The only big difference is that the OCZ Platinum has tighter timings and will therefore run a bit faster. Also, I think the OCZ is specifically designed for the i7 platform, but I'm unsure about the Patriot.
April 21, 2009 10:12:50 PM

Well I was looking to get the G.Skill stuff. That's the only other RAM that this reseller has which you have listed. And because we won't be pushing this system to anywhere NEAR it's breaking point, then I don't really see the use in having RAM that will work so fast the computer will start moving along the workshop floor.
April 21, 2009 11:08:25 PM

Nice :p  I would go with the Patriot personally, but ask your friend in the shop, and go with whatever you prefer in the end. :) 
April 22, 2009 2:27:06 AM

I'm not sure of the pricing you have avialable but honestly i'd just pick the cheapest 3x2gb ram kit avialable that is 1333mhz or higher if you don't play on doing any over clocking or anything.
April 22, 2009 3:06:26 AM

That's true, but this is meant to last for some period of time, and it is useful to look at differences like latency and stability in the long run if you want to keep the same amount of RAM
April 22, 2009 3:24:10 AM

The silly thing is, that half the CAD/CAM programs we use aren't compatible with a 64 bit OS. That's what I was told. But my boss is getting me to get the components which can handle a 64 bit OS, but we won't be using the extra stick of RAM lying around until we get to a 64 bit OS.

The other choice is what operating system to put on there. One guy here reckons that XP32 bit is good. But I would have to disagree. As it is, Vista is newer, and windows '7' will be around soon. So what do you think about that?
April 22, 2009 9:35:13 PM

Go 7, but get xp until then if you need an OS. Go xp if you have it now.
April 23, 2009 12:01:05 PM

Something to keep in mind is that having only a 32 bit os will greatly hinder what your computer can do. This is because of addressing spaces available. 2^32 = 4gbs worth. So in otherwords windows xp/vista 32 bit can only see 4gb's of ram. This also includes the vidoe ram as well. So of that 4gb's ~.5 will be eaten by your i/o devices. Another 1gb (depends on how much your graphic card has) will be eaten up due to your graphic's card so now your at ~2.5gb's left of useable address for your ram. So out of your 6gb's of ram you'll be buying only 2.5 gb's can be actually used.

I just want to bring this to your attention that you're putting shackles on your computer till you get some sort of 64bit os. Most 32 bit applications should be able to run on a 64 bit OS as well. NOT all but most. So i don't think that'd me as much of an issue as you might think.

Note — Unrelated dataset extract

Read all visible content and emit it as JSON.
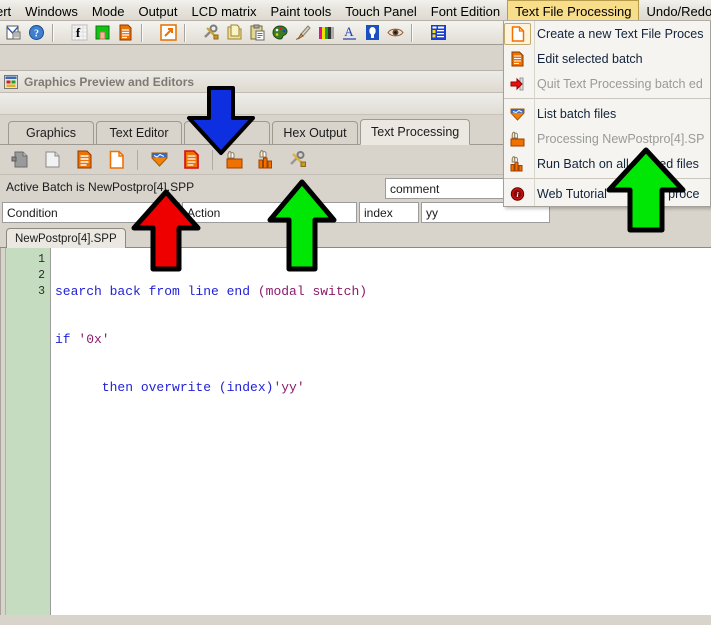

@vortexprog
when talking about the ram as long as it's a common name brand, (kingston, ocz, g.skill, crosair ...ect) he should be fine. The only thing that would make me start slimming that list down for him is if he was planning on doing some sort of an overclock or was going to be messing with voltages which he said he doesn't have plans to. If that's the case then I'd start being much more selective of what ram kits i'd be throwing in.
April 23, 2009 3:28:39 PM

A 32bit OS would be OK. The minor advantage of having a full 6GB of RAM vs the 3.2~3.5GB you'd see is nothing compared to being able to actually run the software you need.
If you already have WinXP 32 go ahead and use that. But if you need to buy an OS I'd suggest Vista32.
April 23, 2009 6:26:10 PM

Cad programs are more taxing on the amount of ram that you have than a lot of other programs. Yes i also agree that if you have to get a 32 bit OS and don't have one pick up vista vs winxp.
April 24, 2009 1:39:52 AM

I'll check out what programs will work on the 64 bit stuff. But I won't go '7' when it get's here. i don't like getting an OS that isn't run in and updated first.
Plus theres compatibility. with a new OS. I'm doubtful even Vista will run everything we need. But i'll look into it. XP is still a solid OS when used by a competent administrator.

I'm aware of the RAM situation as well. So i'll tell my boss about it, but he's the sort of guy who doesn't care about getting too much... He'd prefer it. So that later on when we do get 64 bit programs of everything we need, then he'd be sweet and not have to bother upgrading or buying new RAM.

Parts SHOULD be getting ordered today. Thanks HEAPS for the tips everyone. I'll let you know how I go!
!